**Task directions:** Below are the records; copy every line in them that holds the string "amount".

(Excerpts from an interface dataset)

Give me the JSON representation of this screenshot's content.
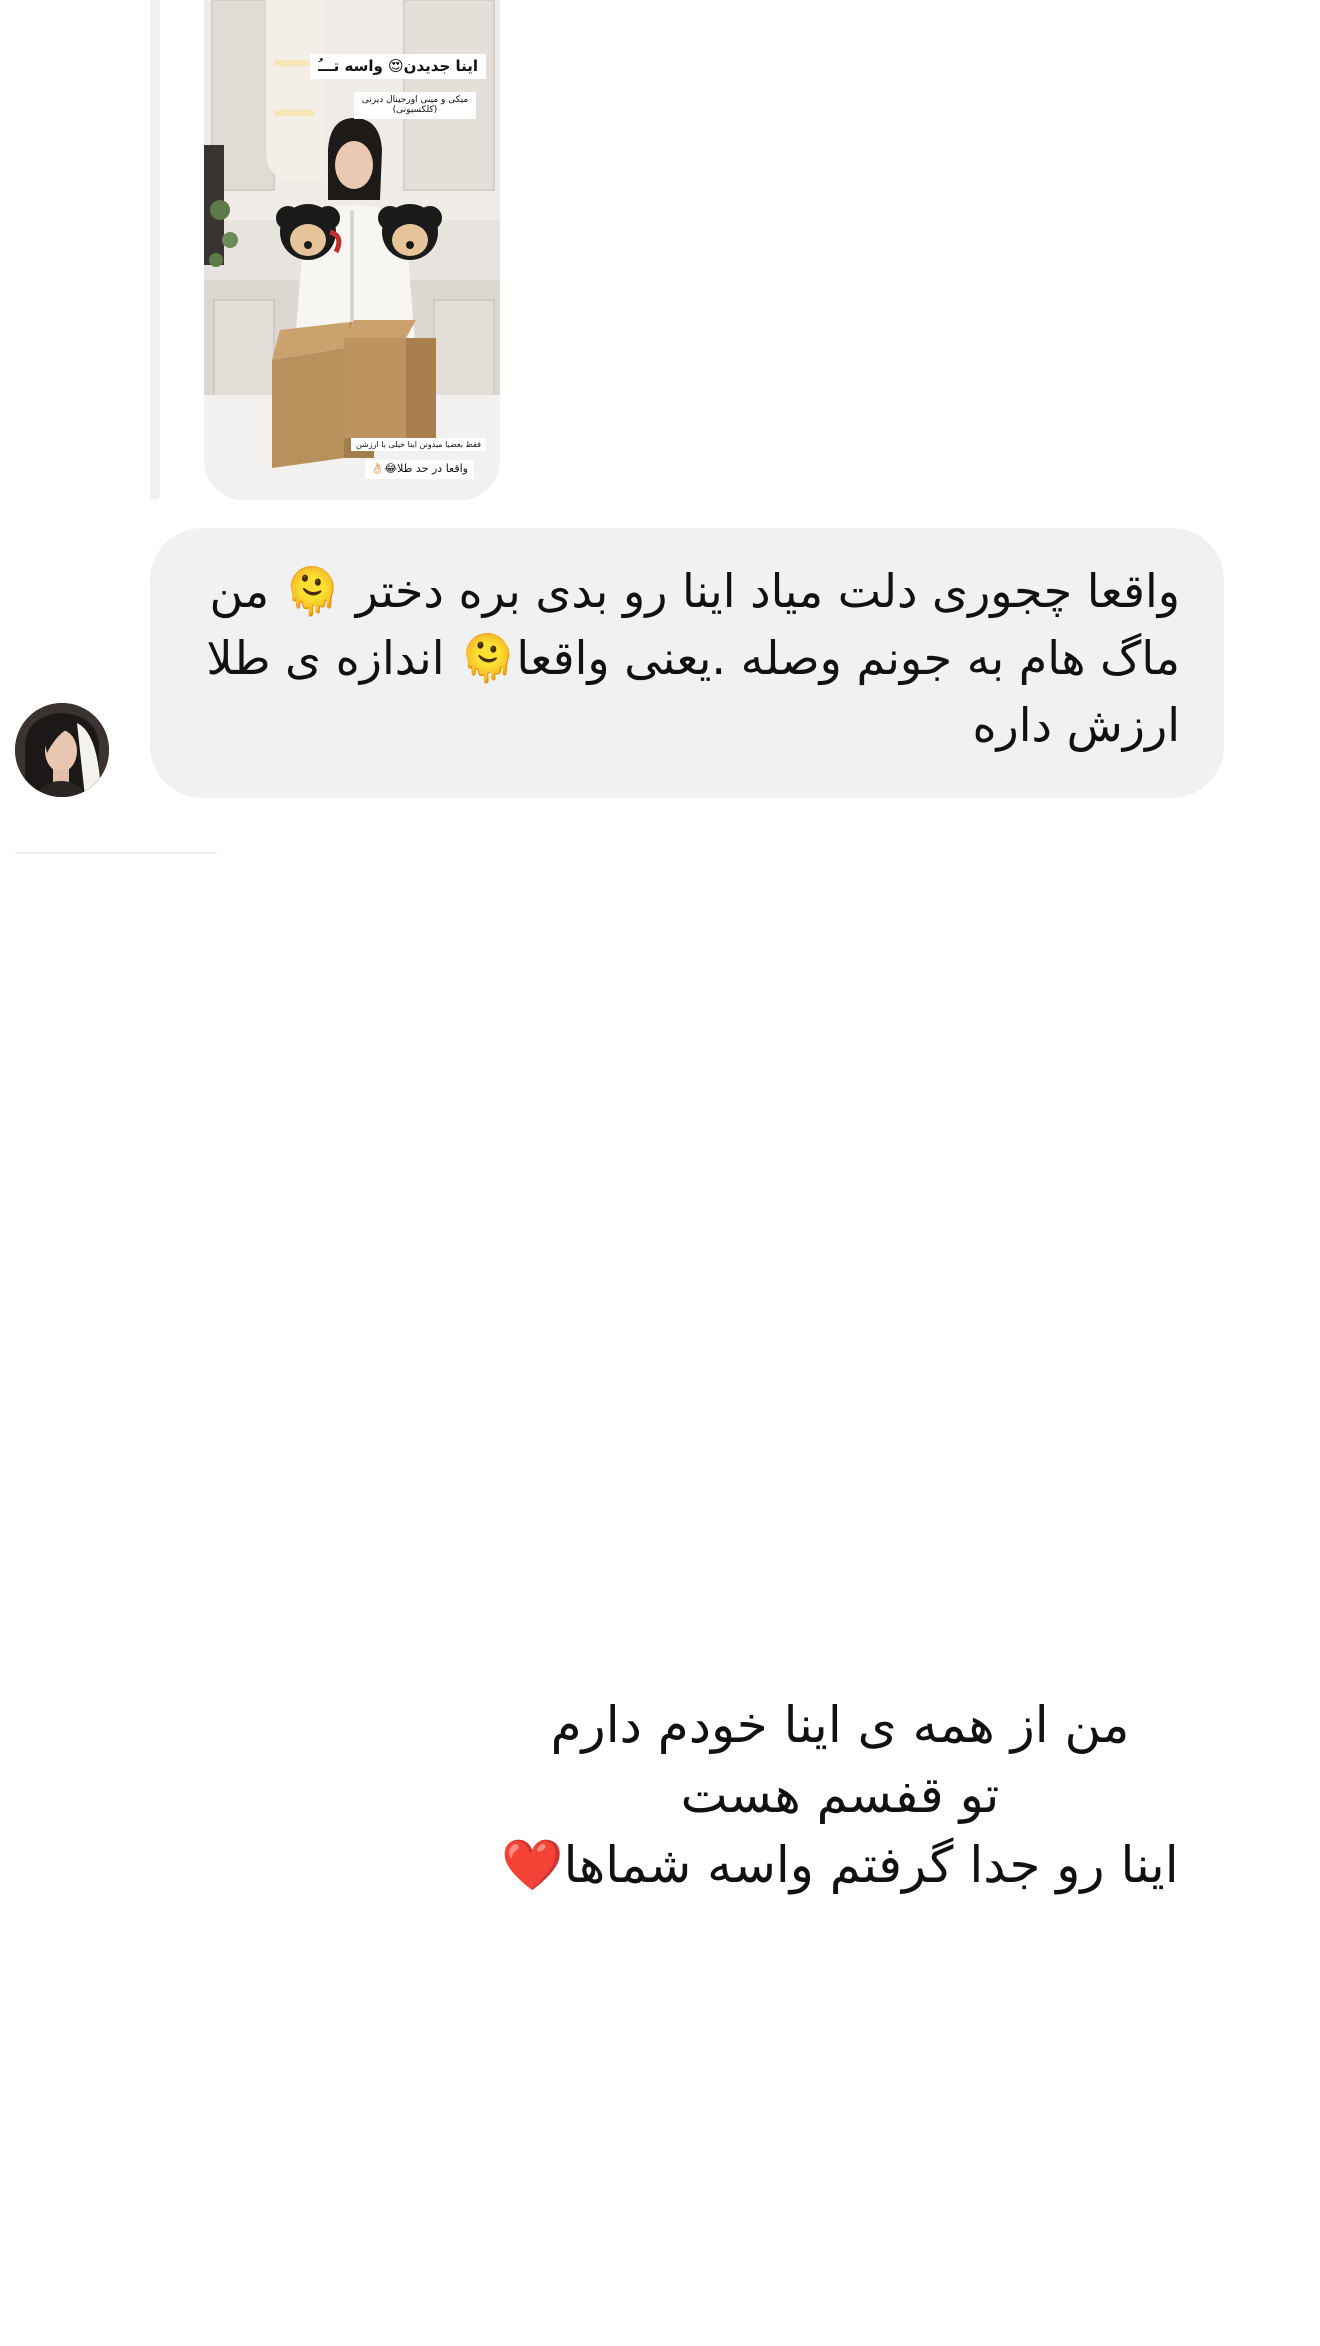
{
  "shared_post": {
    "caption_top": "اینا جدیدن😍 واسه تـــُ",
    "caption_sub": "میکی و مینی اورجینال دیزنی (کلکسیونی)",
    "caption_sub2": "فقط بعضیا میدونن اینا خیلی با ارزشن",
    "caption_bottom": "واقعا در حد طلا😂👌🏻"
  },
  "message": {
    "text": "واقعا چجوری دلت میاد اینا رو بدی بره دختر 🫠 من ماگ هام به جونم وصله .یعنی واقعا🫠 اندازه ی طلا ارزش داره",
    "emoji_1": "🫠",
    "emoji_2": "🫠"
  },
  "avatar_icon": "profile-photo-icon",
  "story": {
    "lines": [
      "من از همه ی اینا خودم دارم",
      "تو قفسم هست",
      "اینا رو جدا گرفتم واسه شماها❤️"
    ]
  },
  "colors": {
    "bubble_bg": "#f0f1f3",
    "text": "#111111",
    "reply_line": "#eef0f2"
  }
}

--

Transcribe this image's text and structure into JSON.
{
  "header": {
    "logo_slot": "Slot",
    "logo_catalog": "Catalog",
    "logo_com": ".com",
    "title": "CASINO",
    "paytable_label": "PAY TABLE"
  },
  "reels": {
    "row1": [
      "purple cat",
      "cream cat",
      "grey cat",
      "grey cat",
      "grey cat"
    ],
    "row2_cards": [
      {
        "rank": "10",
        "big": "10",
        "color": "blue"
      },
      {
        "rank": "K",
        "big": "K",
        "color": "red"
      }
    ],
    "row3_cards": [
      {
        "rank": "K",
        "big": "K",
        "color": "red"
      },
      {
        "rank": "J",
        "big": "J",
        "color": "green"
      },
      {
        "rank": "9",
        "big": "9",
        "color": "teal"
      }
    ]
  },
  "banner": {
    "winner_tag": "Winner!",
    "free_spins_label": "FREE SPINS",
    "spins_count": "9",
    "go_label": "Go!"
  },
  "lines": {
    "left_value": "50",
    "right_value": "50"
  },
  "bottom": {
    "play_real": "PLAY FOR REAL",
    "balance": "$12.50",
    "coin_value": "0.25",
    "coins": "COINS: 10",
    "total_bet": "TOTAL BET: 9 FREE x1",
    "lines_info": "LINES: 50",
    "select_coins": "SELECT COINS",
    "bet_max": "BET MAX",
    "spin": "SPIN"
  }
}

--

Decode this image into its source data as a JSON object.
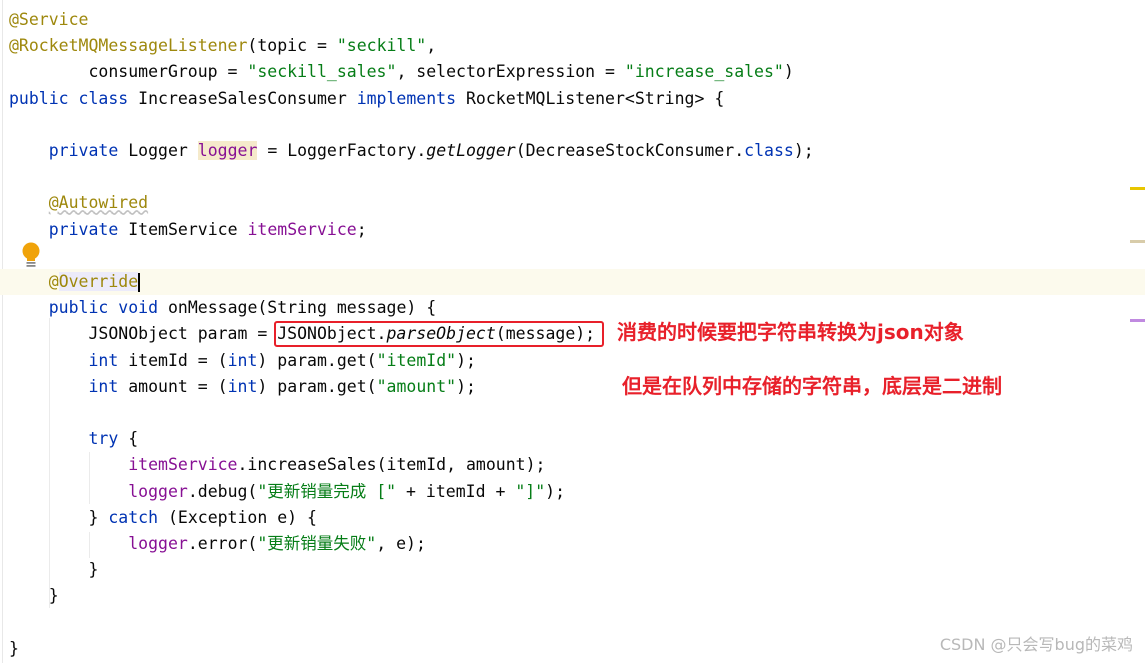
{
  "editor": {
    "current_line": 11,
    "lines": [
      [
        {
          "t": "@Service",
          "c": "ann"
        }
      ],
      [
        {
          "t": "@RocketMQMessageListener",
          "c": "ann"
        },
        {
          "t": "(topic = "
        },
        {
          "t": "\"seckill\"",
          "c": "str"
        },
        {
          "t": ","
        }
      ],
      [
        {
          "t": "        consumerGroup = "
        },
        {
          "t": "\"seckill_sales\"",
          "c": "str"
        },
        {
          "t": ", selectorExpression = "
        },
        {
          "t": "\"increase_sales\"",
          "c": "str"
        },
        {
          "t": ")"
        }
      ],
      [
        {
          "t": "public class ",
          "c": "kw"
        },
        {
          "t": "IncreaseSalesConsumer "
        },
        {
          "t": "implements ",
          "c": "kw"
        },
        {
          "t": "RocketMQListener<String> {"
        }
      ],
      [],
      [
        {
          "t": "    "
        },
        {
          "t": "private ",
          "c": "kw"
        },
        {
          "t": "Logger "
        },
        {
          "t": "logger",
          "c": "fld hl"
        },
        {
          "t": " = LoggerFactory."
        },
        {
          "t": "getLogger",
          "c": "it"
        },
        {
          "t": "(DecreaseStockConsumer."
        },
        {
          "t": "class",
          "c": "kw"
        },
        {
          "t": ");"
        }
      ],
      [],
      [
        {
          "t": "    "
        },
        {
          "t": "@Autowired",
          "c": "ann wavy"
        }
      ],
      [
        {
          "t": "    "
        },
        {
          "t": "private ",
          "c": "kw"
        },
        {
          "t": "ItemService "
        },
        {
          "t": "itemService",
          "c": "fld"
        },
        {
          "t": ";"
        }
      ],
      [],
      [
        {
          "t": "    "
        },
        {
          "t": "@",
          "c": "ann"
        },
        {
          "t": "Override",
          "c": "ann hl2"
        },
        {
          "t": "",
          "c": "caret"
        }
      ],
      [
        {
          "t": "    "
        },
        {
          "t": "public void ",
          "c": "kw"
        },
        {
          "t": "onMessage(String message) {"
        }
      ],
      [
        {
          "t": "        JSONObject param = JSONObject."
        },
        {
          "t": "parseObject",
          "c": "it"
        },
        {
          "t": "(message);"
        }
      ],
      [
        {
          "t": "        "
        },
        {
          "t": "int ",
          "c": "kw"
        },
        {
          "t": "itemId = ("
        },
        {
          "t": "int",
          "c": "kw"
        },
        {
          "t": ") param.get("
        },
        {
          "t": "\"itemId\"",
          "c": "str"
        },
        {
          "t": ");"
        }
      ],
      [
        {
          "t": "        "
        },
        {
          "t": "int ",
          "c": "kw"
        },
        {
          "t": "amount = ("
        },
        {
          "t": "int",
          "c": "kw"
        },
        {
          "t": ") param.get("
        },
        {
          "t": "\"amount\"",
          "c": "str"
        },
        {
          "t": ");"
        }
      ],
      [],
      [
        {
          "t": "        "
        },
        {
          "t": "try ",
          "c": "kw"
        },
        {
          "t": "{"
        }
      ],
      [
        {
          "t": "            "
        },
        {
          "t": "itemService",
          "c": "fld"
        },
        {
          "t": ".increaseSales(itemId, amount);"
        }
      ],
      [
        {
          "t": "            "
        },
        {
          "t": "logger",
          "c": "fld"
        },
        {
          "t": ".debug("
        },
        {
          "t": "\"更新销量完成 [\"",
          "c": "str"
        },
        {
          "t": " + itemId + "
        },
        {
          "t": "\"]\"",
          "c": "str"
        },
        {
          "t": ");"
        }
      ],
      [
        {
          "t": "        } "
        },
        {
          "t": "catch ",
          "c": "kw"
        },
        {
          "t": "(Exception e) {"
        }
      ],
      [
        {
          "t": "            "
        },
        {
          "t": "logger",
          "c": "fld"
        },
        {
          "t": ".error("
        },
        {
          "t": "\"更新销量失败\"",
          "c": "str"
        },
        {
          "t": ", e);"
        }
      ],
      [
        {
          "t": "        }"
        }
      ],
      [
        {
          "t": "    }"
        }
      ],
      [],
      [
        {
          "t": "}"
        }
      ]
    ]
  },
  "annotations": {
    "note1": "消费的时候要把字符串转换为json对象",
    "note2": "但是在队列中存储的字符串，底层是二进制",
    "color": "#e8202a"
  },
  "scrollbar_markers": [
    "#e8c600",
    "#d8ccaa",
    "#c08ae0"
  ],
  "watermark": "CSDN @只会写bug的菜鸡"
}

**Solution for this task:**
          "t": "amount = ("
          "t": "\"amount\"",
          "t": ".increaseSales(itemId, amount);"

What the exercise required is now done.